## Task to carry out
Look through the listing below and work out how many of its lines hold the word "USDJPY". Give only the number.

## Source information

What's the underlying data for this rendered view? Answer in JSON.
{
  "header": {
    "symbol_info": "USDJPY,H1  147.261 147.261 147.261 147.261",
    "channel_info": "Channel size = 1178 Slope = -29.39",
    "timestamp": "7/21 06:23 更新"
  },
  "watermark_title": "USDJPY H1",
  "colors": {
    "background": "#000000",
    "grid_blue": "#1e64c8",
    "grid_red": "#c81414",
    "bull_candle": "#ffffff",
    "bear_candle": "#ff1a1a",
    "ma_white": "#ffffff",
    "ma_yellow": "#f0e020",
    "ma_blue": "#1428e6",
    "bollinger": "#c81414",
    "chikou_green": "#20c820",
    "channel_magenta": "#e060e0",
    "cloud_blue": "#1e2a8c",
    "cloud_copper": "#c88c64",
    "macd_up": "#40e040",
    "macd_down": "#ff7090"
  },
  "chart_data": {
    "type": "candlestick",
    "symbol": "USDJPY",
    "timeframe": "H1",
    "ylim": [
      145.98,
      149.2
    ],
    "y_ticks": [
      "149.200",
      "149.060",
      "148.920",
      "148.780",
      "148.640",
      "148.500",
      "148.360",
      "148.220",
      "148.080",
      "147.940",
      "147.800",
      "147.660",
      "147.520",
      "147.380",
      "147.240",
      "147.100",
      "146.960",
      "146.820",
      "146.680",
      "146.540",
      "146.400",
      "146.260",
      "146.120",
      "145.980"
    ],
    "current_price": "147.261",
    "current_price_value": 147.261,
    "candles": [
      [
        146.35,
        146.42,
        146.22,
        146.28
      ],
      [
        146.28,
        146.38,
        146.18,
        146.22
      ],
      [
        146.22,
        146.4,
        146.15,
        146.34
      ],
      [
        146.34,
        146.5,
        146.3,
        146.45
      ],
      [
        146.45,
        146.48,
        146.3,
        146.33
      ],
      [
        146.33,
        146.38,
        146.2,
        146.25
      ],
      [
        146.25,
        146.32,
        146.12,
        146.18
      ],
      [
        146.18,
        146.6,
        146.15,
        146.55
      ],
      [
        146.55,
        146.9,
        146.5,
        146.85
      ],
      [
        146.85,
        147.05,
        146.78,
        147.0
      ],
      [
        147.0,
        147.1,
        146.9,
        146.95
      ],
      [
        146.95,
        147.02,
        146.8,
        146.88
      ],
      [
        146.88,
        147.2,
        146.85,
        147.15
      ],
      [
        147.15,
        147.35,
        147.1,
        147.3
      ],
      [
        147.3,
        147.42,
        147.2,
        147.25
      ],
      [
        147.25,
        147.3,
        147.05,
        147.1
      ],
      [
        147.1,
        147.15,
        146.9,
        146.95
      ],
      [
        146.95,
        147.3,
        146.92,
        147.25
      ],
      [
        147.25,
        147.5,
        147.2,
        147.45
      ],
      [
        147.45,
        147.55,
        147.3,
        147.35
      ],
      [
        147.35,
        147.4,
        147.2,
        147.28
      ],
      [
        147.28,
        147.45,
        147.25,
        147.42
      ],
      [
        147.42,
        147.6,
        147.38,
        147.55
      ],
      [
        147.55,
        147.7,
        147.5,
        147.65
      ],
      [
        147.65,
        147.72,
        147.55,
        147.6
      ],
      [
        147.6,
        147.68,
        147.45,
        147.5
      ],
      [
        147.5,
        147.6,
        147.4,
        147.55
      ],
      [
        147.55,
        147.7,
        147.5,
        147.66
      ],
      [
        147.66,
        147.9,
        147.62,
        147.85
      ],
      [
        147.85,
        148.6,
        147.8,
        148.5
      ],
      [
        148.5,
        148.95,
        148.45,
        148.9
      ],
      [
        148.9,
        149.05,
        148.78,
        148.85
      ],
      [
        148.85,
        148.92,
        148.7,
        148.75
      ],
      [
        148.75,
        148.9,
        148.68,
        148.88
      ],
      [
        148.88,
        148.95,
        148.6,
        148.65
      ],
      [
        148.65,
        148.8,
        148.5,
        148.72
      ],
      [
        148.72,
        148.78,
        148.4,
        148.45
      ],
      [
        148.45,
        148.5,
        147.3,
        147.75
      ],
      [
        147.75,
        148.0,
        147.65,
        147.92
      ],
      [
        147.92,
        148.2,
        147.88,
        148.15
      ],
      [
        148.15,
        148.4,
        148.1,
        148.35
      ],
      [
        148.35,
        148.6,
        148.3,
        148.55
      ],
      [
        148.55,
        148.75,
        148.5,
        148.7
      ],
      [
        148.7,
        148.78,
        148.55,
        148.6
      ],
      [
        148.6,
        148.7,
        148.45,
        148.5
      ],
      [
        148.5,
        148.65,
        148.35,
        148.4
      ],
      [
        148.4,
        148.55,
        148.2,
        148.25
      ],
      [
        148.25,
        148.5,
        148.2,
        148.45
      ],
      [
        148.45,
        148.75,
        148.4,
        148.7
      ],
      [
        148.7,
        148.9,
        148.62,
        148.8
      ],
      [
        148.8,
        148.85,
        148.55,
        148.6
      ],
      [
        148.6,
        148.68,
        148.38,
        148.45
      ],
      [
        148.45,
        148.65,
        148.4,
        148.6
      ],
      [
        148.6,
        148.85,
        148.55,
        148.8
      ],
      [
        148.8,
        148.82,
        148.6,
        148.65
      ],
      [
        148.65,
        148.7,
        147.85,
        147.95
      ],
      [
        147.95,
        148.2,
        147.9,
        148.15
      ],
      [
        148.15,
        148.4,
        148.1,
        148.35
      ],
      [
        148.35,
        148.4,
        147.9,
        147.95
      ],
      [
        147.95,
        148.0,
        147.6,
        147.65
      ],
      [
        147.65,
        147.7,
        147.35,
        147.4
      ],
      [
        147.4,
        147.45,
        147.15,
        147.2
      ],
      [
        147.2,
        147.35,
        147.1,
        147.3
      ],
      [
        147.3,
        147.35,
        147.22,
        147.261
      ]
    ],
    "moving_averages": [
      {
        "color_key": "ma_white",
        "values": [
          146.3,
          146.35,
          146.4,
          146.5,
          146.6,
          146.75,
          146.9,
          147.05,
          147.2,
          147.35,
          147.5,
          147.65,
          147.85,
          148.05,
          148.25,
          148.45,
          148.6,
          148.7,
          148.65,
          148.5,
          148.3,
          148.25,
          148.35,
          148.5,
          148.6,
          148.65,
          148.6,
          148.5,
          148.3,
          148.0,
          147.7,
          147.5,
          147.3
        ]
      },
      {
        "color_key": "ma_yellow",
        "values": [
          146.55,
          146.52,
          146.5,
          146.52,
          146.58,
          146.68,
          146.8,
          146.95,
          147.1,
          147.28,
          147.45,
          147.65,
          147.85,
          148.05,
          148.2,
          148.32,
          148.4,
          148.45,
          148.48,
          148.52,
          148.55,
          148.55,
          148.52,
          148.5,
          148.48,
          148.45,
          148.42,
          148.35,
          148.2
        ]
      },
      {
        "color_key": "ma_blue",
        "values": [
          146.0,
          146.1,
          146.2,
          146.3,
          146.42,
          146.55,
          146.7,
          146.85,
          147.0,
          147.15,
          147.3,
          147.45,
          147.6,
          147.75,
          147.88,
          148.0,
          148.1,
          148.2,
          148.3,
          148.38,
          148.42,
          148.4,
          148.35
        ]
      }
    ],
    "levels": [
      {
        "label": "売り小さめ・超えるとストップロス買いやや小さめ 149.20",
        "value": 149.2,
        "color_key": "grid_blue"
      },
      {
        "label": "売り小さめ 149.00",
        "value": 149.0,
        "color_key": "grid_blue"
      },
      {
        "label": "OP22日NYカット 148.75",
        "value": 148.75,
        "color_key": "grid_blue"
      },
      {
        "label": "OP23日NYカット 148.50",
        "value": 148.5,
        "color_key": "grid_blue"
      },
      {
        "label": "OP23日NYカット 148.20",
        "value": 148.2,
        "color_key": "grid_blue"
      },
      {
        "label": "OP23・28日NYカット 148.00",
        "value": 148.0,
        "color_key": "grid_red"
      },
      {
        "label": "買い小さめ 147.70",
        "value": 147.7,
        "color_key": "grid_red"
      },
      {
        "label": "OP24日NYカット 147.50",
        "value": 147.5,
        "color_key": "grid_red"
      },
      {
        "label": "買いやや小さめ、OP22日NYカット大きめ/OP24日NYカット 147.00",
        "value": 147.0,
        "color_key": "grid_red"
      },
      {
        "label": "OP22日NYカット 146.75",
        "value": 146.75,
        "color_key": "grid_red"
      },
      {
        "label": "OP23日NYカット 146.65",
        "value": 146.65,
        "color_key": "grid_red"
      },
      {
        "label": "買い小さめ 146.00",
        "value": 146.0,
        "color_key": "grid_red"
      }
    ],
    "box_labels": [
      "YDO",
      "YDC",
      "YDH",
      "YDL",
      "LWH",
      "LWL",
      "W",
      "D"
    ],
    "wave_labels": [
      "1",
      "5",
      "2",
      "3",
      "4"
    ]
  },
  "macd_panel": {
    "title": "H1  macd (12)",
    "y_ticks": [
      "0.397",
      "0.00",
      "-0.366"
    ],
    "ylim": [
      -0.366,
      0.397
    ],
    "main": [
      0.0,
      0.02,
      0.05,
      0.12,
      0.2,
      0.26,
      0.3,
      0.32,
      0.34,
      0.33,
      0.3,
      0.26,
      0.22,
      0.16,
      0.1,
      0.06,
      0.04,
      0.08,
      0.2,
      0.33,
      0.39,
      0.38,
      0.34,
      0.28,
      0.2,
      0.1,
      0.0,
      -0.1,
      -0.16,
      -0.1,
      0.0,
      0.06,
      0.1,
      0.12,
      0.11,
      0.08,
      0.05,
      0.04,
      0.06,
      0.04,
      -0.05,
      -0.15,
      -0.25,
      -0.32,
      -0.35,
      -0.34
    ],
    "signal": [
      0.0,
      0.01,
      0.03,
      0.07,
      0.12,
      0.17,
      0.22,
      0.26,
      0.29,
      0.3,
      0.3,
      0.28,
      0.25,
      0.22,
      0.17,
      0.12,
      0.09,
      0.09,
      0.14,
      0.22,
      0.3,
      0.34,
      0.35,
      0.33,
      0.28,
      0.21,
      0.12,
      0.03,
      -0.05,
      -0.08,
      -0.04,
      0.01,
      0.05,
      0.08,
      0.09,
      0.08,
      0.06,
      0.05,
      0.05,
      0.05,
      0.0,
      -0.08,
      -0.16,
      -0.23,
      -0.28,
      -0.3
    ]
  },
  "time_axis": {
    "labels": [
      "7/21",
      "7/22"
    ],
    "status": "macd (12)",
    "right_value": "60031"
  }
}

## Completed exercise
3